Visa on Arrival

If you do not already have a Laotian visa, no worries, the border crossing offers visas upon arrival. Your first step is to hand your passport to a man at a window inside the building, the first window on your right. He will look at your passport and then hand you a visa application form. Fill out the form completely, and if you have a picture with you, attach it to the form. If you don’t have a picture, not to worry, the visa officer will accept your form without one. The cost for most passports is roughly 242 RMB (35 USD), though there is a schedule of fees posted next to the window. Depending upon how many people are waiting in line, your visa may take between 5-20 minutes to process. An officer at the second window will call your name, and that’s it, you’ve got your Laotian visa. The whole process is very straightforward and easy and, probably in the end, less of a hassle than making a trip to the embassy in Kunming and then back again to pick up your visa two days later. Whether you’re traveling overland or by air, visa upon arrival is definitely recommended over visa in advance.

Laos Visa

Arrival in Laos

Upon receiving your visa, remember to pick up a white arrival card and fill it out before getting in line for entry to Laos. Upon getting your visa stamped and exiting the building, you will find minibuses available to take passengers onward. It is possible to catch buses to Udom Xai and to Luang Namtha, both of which are good for a stopover. Luang Namtha is the jumping off point for many treks to ethnic minority villages, and has all of the infrastructure to make these treks happen – local guides for hire, as well as motorbikes and cars. Udom Xai is a provincial capital with buses to many different destinations all over Laos. Laotian roads from Luang Namtha and Udom Xai to Luang Prabang are windy and narrow, but paved and not treacherous. Certain parts of the road have recently been repaved, and so they are not nearly as bumpy and pot-holed as they once were, but how long they stay this way depends on how strictly overloaded trucks are monitored. Travelers prone to motion sickness should definitely plan ahead however because, bumpy or not, the winding switchbacks through the Laotian mountains in a hot bus can be uncomfortable.





landscape with balloons floating in the air


Connect with like-minded people on our premium trips curated by local insiders and with care for the world

Since you are here, we would like to share our vision for the future of travel - and the direction Culture Trip is moving in.

Culture Trip launched in 2011 with a simple yet passionate mission: to inspire people to go beyond their boundaries and experience what makes a place, its people and its culture special and meaningful — and this is still in our DNA today. We are proud that, for more than a decade, millions like you have trusted our award-winning recommendations by people who deeply understand what makes certain places and communities so special.

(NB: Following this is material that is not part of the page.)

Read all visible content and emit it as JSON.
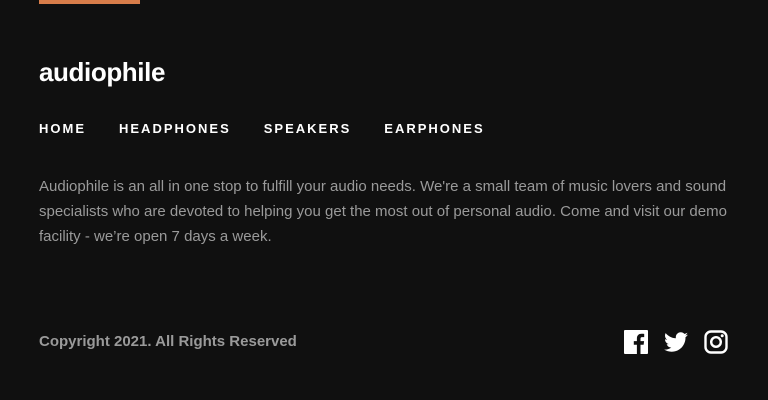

Increasingly we believe the world needs more meaningful, real-life connections between curious travellers keen to explore the world in a more responsible way. That is why we have intensively curated a collection of premium small-group trips as an invitation to meet and connect with new, like-minded people for once-in-a-lifetime experiences in three categories: Culture Trips, Rail Trips and Private Trips. Our Trips are suitable for both solo travelers, couples and friends who want to explore the world together.

Culture Trips are deeply immersive 5 to 16 days itineraries, that combine authentic local experiences, exciting activities and 4-5* accommodation to look forward to at the end of each day. Our Rail Trips are our most planet-friendly itineraries that invite you to take the scenic route, relax whilst getting under the skin of a destination. Our Private Trips are fully tailored itineraries, curated by our Travel Experts specifically for you, your friends or your family.

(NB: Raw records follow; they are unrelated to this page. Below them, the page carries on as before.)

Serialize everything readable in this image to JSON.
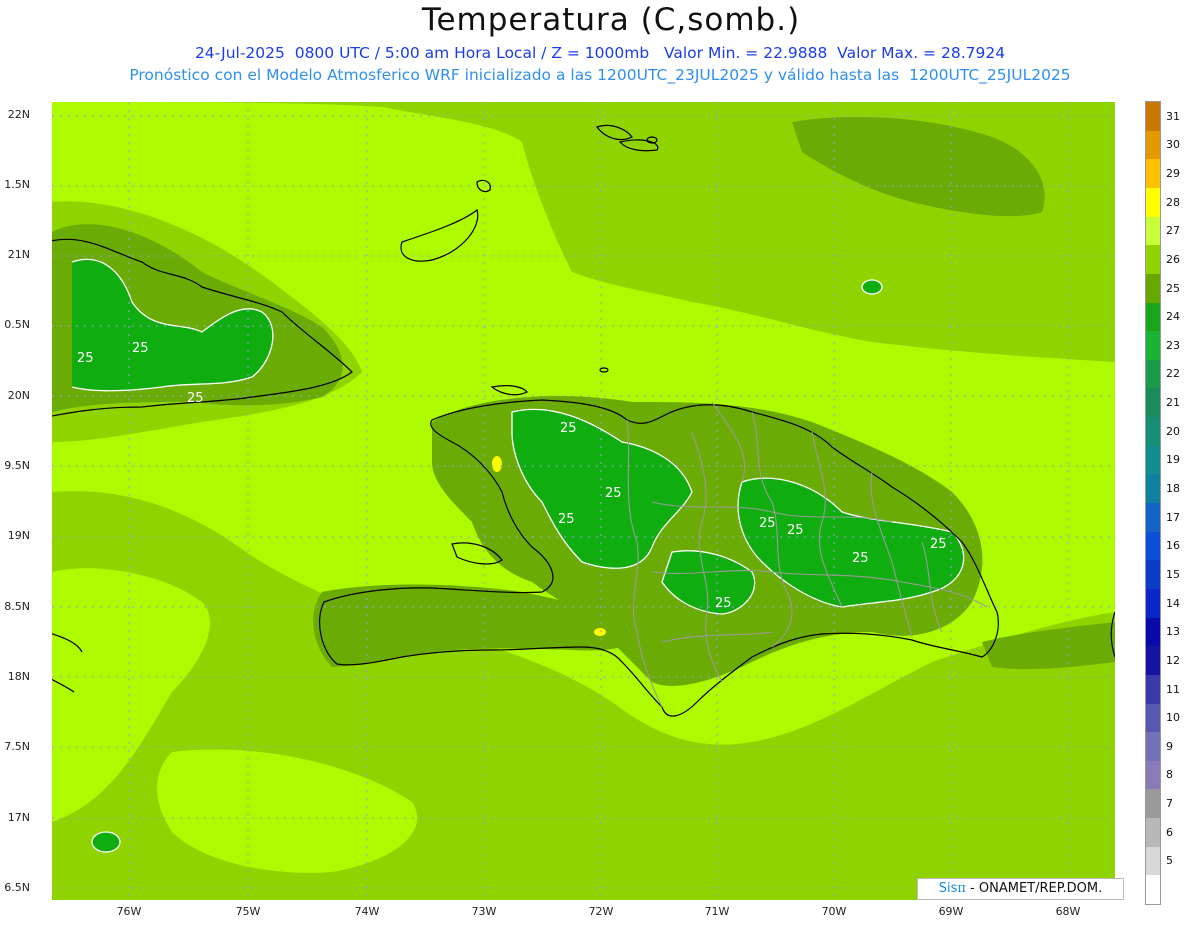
{
  "title": "Temperatura (C,somb.)",
  "subtitle_line1": "24-Jul-2025  0800 UTC / 5:00 am Hora Local / Z = 1000mb   Valor Min. = 22.9888  Valor Max. = 28.7924",
  "subtitle_line2": "Pronóstico con el Modelo Atmosferico WRF inicializado a las 1200UTC_23JUL2025 y válido hasta las  1200UTC_25JUL2025",
  "map": {
    "lat_labels": [
      "22N",
      "1.5N",
      "21N",
      "0.5N",
      "20N",
      "9.5N",
      "19N",
      "8.5N",
      "18N",
      "7.5N",
      "17N",
      "6.5N"
    ],
    "lon_labels": [
      "76W",
      "75W",
      "74W",
      "73W",
      "72W",
      "71W",
      "70W",
      "69W",
      "68W"
    ],
    "contour_label": "25",
    "fill_colors": {
      "c24": "#10ad10",
      "c25": "#6aab05",
      "c26": "#8fd400",
      "c27": "#aefa00"
    }
  },
  "colorbar": {
    "levels": [
      "31",
      "30",
      "29",
      "28",
      "27",
      "26",
      "25",
      "24",
      "23",
      "22",
      "21",
      "20",
      "19",
      "18",
      "17",
      "16",
      "15",
      "14",
      "13",
      "12",
      "11",
      "10",
      "9",
      "8",
      "7",
      "6",
      "5"
    ],
    "colors": [
      "#c77800",
      "#e19b00",
      "#ffc000",
      "#ffff00",
      "#c8fe39",
      "#90d300",
      "#66a800",
      "#1aa61a",
      "#19b432",
      "#1a9b4a",
      "#1a8b5a",
      "#178f76",
      "#118c8f",
      "#1080a0",
      "#1464c8",
      "#0d4fd8",
      "#0a3cc8",
      "#0a28c8",
      "#0a0aa8",
      "#1414a0",
      "#3a3aa8",
      "#5858b0",
      "#7272b8",
      "#8a7aba",
      "#9a9a9a",
      "#b8b8b8",
      "#d8d8d8",
      "#ffffff"
    ]
  },
  "credit": {
    "brand": "Sis",
    "pi": "π",
    "rest": " - ONAMET/REP.DOM."
  }
}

We know that many of you worry about the environmental impact of travel and are looking for ways of expanding horizons in ways that do minimal harm - and may even bring benefits. We are committed to go as far as possible in curating our trips with care for the planet. That is why all of our trips are flightless in destination, fully carbon offset - and we have ambitious plans to be net zero in the very near future.

Winter Sale Offers on Our Trips

Incredible Savings

Edit article